The 30-graduate strong MA Fashion show at the Royal College of Art marked former designer Professor Wendy Dagworthy's last show as Dean of the School of Material, as she retires from the College in July after 16 years. Her farewell show saw high-tech and artisanal processes applied with exquisite technique in collections ranging from the minimal and restrained, to brash and loud. Here, Dazed fashion editor selects her favourite graduate collections from the show.
Bonded, fused and peppered with holes to create an engineered artwork.
Plasticised net trapped in layers and fused into wool, while laser cut black satin revealed a ocean of blue and green fabric beneath.

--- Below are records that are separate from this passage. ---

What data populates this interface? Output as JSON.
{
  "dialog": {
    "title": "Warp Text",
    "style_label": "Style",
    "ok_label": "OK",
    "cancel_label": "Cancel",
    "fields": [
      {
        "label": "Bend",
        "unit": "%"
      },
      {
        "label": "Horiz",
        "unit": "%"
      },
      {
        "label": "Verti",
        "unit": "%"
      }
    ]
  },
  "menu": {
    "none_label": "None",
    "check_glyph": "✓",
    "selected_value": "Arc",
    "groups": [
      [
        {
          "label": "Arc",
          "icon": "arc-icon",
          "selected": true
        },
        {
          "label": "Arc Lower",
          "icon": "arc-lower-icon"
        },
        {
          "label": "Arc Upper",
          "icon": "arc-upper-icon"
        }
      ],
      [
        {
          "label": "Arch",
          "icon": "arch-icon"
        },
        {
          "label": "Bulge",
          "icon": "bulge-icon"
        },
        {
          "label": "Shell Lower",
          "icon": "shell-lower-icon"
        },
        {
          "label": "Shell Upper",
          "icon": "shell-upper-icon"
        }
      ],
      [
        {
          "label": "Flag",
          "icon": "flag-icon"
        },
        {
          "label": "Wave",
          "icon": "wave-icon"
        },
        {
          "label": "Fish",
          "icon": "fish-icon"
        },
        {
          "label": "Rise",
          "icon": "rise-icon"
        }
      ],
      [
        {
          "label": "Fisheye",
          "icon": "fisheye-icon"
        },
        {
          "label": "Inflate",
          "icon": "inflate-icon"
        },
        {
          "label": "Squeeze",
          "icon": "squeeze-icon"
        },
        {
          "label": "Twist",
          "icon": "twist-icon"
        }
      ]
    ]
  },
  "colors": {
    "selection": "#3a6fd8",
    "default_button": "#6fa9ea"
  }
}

Like dried flowers trapped between the pages of a book, delicate lace came in paper thin, PVC-coated neon.
The new cagoule: cropped and melded with sweaters, and slashed into scarves and balaclavas with protruding zips and toggles.

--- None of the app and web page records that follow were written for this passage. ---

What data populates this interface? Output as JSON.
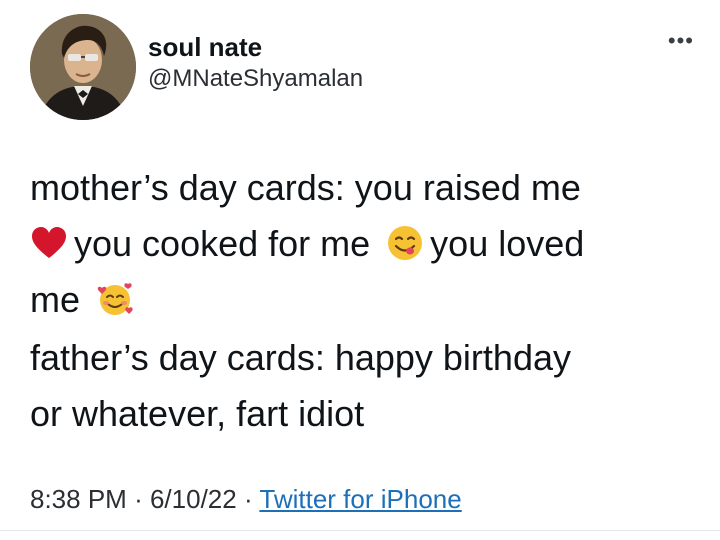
{
  "user": {
    "display_name": "soul nate",
    "handle": "@MNateShyamalan"
  },
  "tweet": {
    "line1_a": "mother’s day cards: you raised me",
    "line2_a": "you cooked for me",
    "line2_b": "you loved",
    "line3_a": "me",
    "para2_line1": "father’s day cards: happy birthday",
    "para2_line2": "or whatever, fart idiot"
  },
  "meta": {
    "time": "8:38 PM",
    "sep1": "·",
    "date": "6/10/22",
    "sep2": "·",
    "source": "Twitter for iPhone"
  },
  "icons": {
    "more": "more-options-icon",
    "emoji1": "red-heart-emoji",
    "emoji2": "savoring-food-emoji",
    "emoji3": "smiling-face-with-hearts-emoji"
  },
  "colors": {
    "link": "#1d6fb8",
    "heart": "#d3162b"
  }
}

Irridescent beetles trapped between layers of ghostly white tulle, as cracked metallic leathers bulge and billow around the limbs beneath.
The concept of an ‘exploded silhouette’ saw giant pattern pieces drawn in with elastic and extensive gathers to create billowing shapes.

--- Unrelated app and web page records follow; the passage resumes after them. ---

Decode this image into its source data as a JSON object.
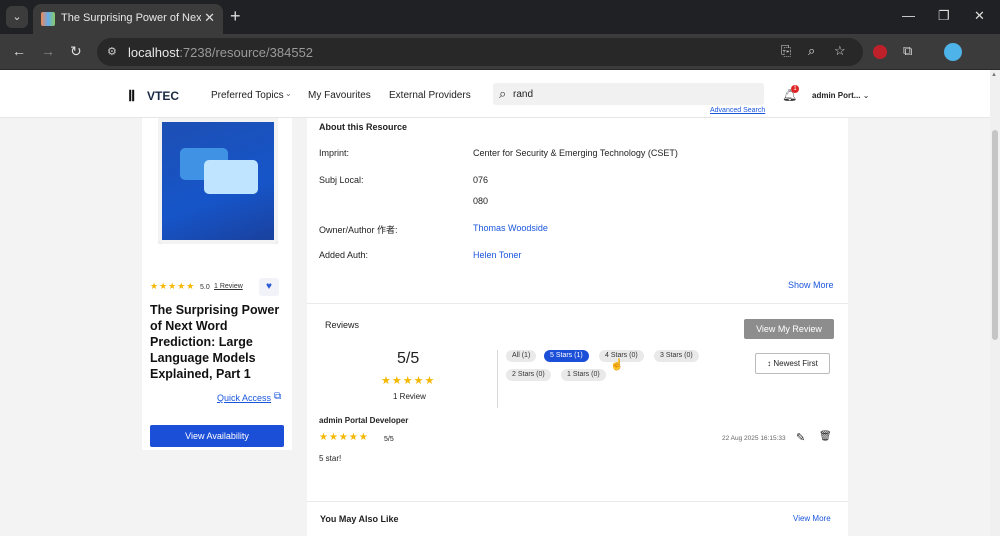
{
  "browser": {
    "tab_title": "The Surprising Power of Next Word Pr",
    "url_host": "localhost",
    "url_path": ":7238/resource/384552"
  },
  "header": {
    "logo": "VTEC",
    "nav": [
      "Preferred Topics",
      "My Favourites",
      "External Providers"
    ],
    "search_value": "rand",
    "advanced_search": "Advanced Search",
    "notification_count": "1",
    "user": "admin Port..."
  },
  "resource": {
    "rating": "5.0",
    "review_link": "1 Review",
    "title": "The Surprising Power of Next Word Prediction: Large Language Models Explained, Part 1",
    "quick_access": "Quick Access",
    "availability_button": "View Availability"
  },
  "about": {
    "title": "About this Resource",
    "rows": [
      {
        "label": "Imprint:",
        "value": "Center for Security & Emerging Technology (CSET)"
      },
      {
        "label": "Subj Local:",
        "value": "076"
      },
      {
        "label": "",
        "value": "080"
      },
      {
        "label": "Owner/Author 作者:",
        "value": "Thomas Woodside"
      },
      {
        "label": "Added Auth:",
        "value": "Helen Toner"
      }
    ],
    "show_more": "Show More"
  },
  "reviews": {
    "title": "Reviews",
    "view_my_review": "View My Review",
    "score": "5/5",
    "count_label": "1 Review",
    "filters": [
      "All (1)",
      "5 Stars (1)",
      "4 Stars (0)",
      "3 Stars (0)",
      "2 Stars (0)",
      "1 Stars (0)"
    ],
    "active_filter": "5 Stars (1)",
    "sort": "Newest First",
    "items": [
      {
        "author": "admin Portal Developer",
        "score": "5/5",
        "date": "22 Aug 2025 16:15:33",
        "text": "5 star!"
      }
    ]
  },
  "also_like": {
    "title": "You May Also Like",
    "view_more": "View More"
  },
  "colors": {
    "accent": "#1c4fd8",
    "star": "#f5b800"
  }
}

Scarring and destruction as silk taffetas are distressed into threads, and draped around the body in otherworldly shapes.
‘Doom Town’, a fake town in Nevada where the 1950s atomic bomb took place. The destroyed fabrics emulate the burned clothes and mannequins in Doom Town.
A botanical sci fi of space age rose goggles and regal knitwear coats.
Neon silicone flowers bonded onto knitted lace.
IDA GRO CHRISTIANSEN
New silhouette ideals as plastic skeletons swoop around the body forming bulging bellies, hooded skulls and drooping forearms.
Block colour looks saw the plastic bones fused with tulle and wool, in nude, orange and an electric blue that glinted in the light as if a current was coursing through it.
A feather and fur moss sprouts from the seams of trench coats and nylon sportswear, as if they had been dropped in a forest or garden, forgotten, and overgrown.
Kelly was said to be inspired by the moment when a memory comes flooding back; the small bursts of feathers like an unraveling thought in the mind.
Eastern debutantes in kimono-inspired, knitted gowns and dreamy ruffles.
A pastel, digital grid pattern faded to a pure, angelic white in the final looks.
After a series of minimalist, restrained collections came Dindler’s explosion of colour, digital print, gaudy crystal embellishment and patchwork furs.
African costume fused with 1970s fashion and graphics, and 1990s hip hop attitudes. Tired concepts of gendered garments are disregarded as leather and sportswear are trimmed with frills and crystals.